The Araneta Bacolod store (cor. Lizares Ave. near Negros Occidental High School) is among the first locations where the fiery variant of the fast-food fried chicken has been made available. Now, it's not just the thigh part that the lucky people there will be clamoring for.
A video promoting the new product has piqued the curiosity of those who have no access to it, especially people in Manila:
FHM was able to reach the administrator of the Facebook page that uploaded the viral clip, and he gladly talked about the intriguingly remote offering and why this 'spicylicious' option should be brought to Manila ASAP:
How did the whole thing come about?
We're a social media group serving Bacolod, and Jollibee hired us to do some digital word-of-mouth marketing for them. This is the first time we did a product activation—we usually cover store openings—and we're so happy that it really went well.
What convinced you take on this 'juicylicious' project?

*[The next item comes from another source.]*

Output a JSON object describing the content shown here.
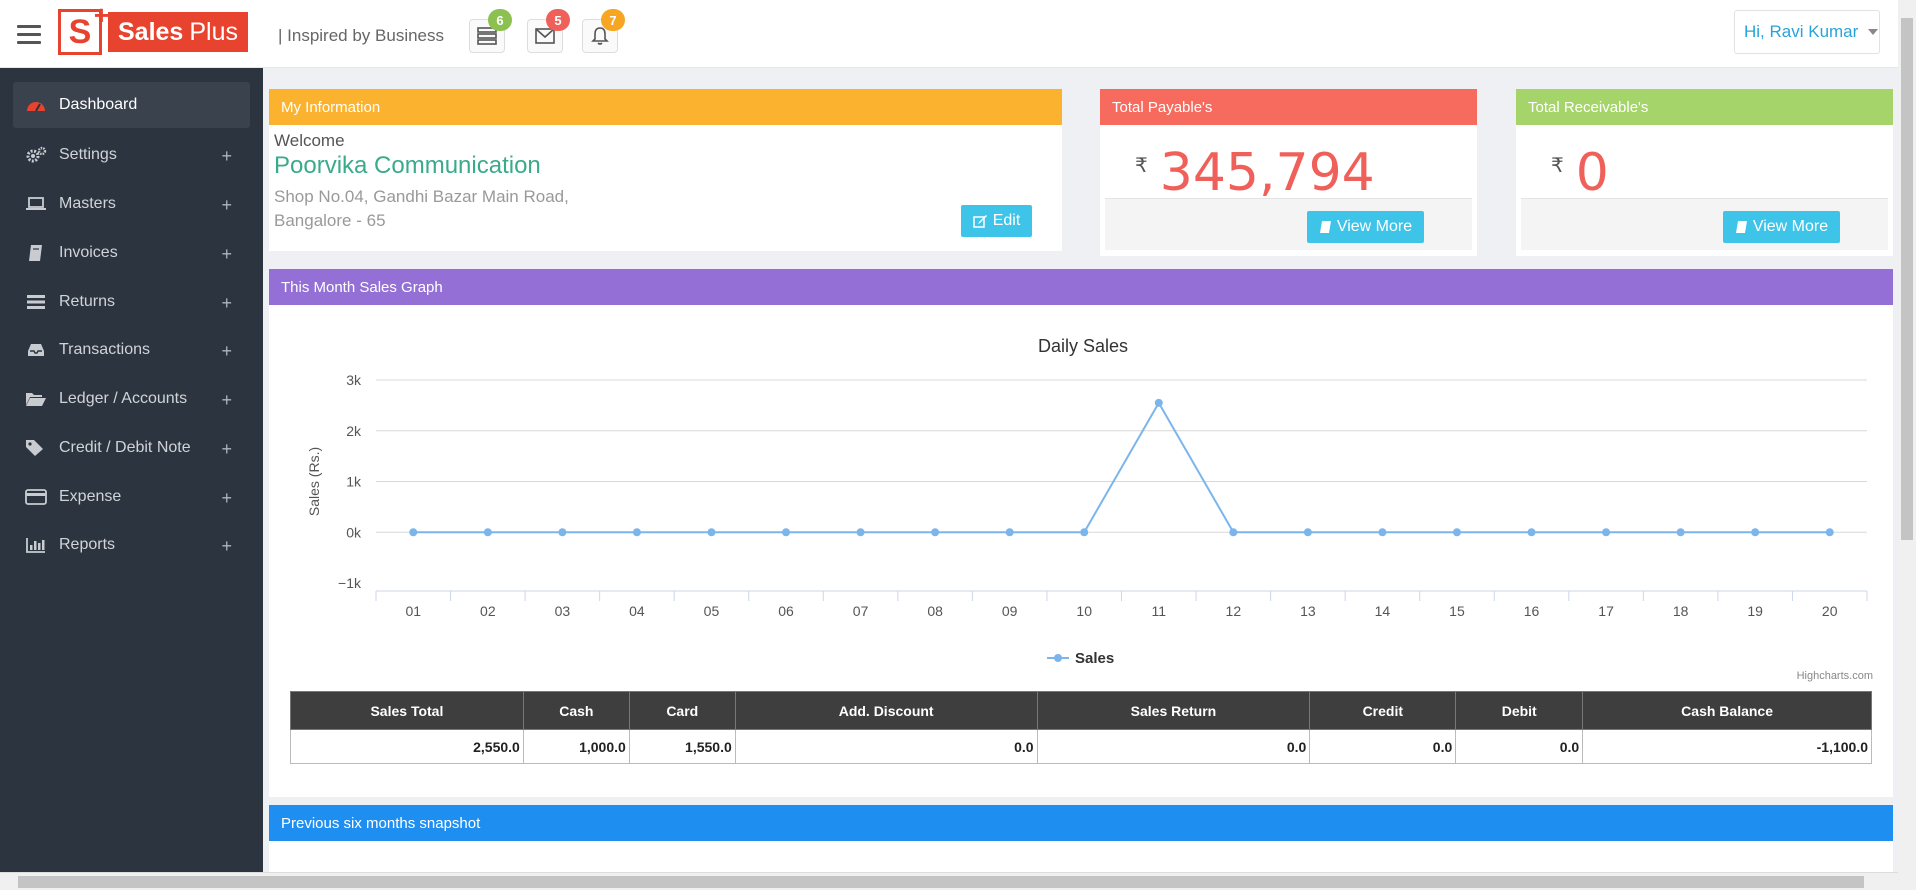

One of SOXIALLY's aims is to help promote local food. Interestingly enough, we got discovered after one of our earlier videos featuring street food trended online. Jollibee loves what we do, and they wanted to be part of the culture here.
Why are we only hearing about this now?
The new Spicy Chickenjoy has been around for a while now, they just didn't really market it. Thing is, I couldn't find any content or information about the product until I was able to try it out. Apparently, this version of the fast-food favorite is spicier inside and out.
How was it like experiencing the 'spicylicious' Chickenjoy for the first time?
Just like what you would expect with anything spicy, but still tolerable. The flavor gradually stimulates the taste buds—the more you bite into it, the more it gets hotter. The heat builds up in your mouth and dissipates after a while.
What makes anything about food an instant hit among Filipinos?
For one, the food scene is very popular in Bacolod, and I think it's the same everywhere else. History tells that our city didn't really have culinary roots, so it's like a melting pot. Most of the dishes that originated here have foreign influences, so people really love to eat out.